You’ll notice that Hoffman had no save opportunities in 2003. He missed most of the season following shoulder surgery and got into only nine September games, all in low-leverage situations. You’ll also notice that his strikeout rate has plummeted since then. Some of this may be due to his shoulder, some to the natural effects of aging. Whatever the case, even in save situations, Hoffman has not been nearly as dominant in terms of being able to put the ball past hitters as he was before his surgery.
This is important to bear in mind when we look at his numbers in non-save situations:
Taking pieces of each of these last two tables, we see that there have been seasons in which Hoffman pitches appreciably better (very imprecisely defined as a full point of ERA) in save situations:
So that’s five times in 13 seasons (we’ll throw out 2003 because nine games don’t tell us much) where conventional wisdom holds. The non-save situations also represent a little over 90 innings of work, total, so again we’re dealing with a tiny sample.
Oh, and that article I linked to in the first paragraph? It was written in 2005, which as you can see was a historically bad year for Hoffman in non-save situations. This might help explain why people were complaining about his usage that season.
How about the opposite scenario? Presumably if Hoffman’s skill level improves when he enters a save situation, we’ll never see him post superior numbers in non-save situations. Is this the case? Not exactly:
Four seasons meet our criteria here, and this time we’re looking at about 80 innings of non-save situations.

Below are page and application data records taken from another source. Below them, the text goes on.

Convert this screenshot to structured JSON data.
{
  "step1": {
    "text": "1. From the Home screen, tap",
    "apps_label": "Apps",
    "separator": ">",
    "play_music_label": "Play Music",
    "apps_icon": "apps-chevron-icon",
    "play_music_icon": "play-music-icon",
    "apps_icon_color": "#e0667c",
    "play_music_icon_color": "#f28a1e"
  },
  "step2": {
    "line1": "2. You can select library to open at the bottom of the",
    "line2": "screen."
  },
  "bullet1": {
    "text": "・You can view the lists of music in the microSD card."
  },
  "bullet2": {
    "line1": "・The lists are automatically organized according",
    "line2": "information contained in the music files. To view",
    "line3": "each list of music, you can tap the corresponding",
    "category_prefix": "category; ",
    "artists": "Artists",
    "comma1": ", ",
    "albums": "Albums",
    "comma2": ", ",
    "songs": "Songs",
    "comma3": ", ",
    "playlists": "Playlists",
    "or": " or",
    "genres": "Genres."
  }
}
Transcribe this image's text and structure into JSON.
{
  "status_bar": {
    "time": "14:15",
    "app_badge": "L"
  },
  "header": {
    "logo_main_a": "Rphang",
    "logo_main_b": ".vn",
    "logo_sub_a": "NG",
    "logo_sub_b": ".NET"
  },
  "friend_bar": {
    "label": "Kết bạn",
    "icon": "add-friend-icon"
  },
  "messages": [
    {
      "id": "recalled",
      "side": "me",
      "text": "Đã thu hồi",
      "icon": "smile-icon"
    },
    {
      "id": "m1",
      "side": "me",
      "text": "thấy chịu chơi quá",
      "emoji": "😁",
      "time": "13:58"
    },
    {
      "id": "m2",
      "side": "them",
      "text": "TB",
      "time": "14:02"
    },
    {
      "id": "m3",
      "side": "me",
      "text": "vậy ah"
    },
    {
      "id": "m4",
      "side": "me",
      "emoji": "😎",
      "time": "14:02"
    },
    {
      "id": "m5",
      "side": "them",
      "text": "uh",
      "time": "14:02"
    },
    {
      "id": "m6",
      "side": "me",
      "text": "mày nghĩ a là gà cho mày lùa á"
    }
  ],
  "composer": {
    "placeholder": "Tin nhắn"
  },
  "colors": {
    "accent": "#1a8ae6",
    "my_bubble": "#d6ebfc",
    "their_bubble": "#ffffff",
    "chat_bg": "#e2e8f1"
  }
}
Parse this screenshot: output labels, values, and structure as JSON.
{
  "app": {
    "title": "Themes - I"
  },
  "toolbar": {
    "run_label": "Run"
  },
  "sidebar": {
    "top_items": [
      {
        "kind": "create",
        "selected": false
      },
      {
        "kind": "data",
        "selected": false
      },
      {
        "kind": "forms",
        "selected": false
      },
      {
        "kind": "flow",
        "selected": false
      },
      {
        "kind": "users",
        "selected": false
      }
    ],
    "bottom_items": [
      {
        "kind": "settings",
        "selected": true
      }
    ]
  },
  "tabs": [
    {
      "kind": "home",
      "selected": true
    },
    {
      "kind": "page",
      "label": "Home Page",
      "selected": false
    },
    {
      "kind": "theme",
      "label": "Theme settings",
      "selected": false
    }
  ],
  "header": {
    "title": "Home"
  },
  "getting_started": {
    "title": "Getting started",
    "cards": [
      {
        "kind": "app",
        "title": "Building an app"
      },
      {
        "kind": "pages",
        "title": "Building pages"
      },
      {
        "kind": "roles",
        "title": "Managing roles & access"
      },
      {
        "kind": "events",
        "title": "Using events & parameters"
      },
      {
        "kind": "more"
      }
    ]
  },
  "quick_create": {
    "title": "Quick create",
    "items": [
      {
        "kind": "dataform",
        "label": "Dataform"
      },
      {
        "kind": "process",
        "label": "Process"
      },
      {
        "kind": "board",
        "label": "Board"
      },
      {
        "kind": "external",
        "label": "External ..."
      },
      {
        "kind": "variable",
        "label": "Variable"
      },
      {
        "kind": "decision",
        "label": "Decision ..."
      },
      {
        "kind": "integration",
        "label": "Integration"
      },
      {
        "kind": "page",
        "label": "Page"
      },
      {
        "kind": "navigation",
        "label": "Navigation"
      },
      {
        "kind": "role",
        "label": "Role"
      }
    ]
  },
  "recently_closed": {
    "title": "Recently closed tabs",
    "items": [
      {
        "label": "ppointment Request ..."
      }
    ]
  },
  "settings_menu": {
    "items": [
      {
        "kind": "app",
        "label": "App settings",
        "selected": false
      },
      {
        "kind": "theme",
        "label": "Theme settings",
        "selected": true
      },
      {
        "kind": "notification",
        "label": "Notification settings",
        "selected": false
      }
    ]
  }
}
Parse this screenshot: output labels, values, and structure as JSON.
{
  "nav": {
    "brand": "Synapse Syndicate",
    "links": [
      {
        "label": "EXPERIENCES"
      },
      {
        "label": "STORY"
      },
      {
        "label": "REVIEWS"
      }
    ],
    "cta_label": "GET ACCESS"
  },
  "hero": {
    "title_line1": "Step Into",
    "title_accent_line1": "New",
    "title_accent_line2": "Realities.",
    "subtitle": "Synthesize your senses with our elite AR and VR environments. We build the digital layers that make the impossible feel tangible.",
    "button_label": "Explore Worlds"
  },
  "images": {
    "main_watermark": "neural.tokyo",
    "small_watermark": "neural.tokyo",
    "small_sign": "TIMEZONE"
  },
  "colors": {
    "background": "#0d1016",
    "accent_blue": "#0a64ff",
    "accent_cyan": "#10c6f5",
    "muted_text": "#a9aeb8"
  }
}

Returning to our original question—Does Hoffman struggle in non-save situations?—the answer appears to be a definite maybe. Sometimes he does, other times not so much. In other words, the only identifiable pattern is the absence of an identifiable pattern.
Of course, we looked at only one pitcher. The purpose here was to investigate a commonly accepted truth and see if it held up to the scrutiny of actual facts. It did not—at least not to a degree that matches the decibel level of objections to the tactic in question.
An interesting future study, if anyone has the time and inclination, would be to compare large groups of closers and see how their performances vary depending on situation. My suspicion is that such inquiry might lead us down the “clutch hitter” path that only leaves everyone frustrated and confused.
Hm. When I put it like that, it sounds kind of fun…
References & Resources
As always, Baseball-Reference proved invaluable and generally rocked my world.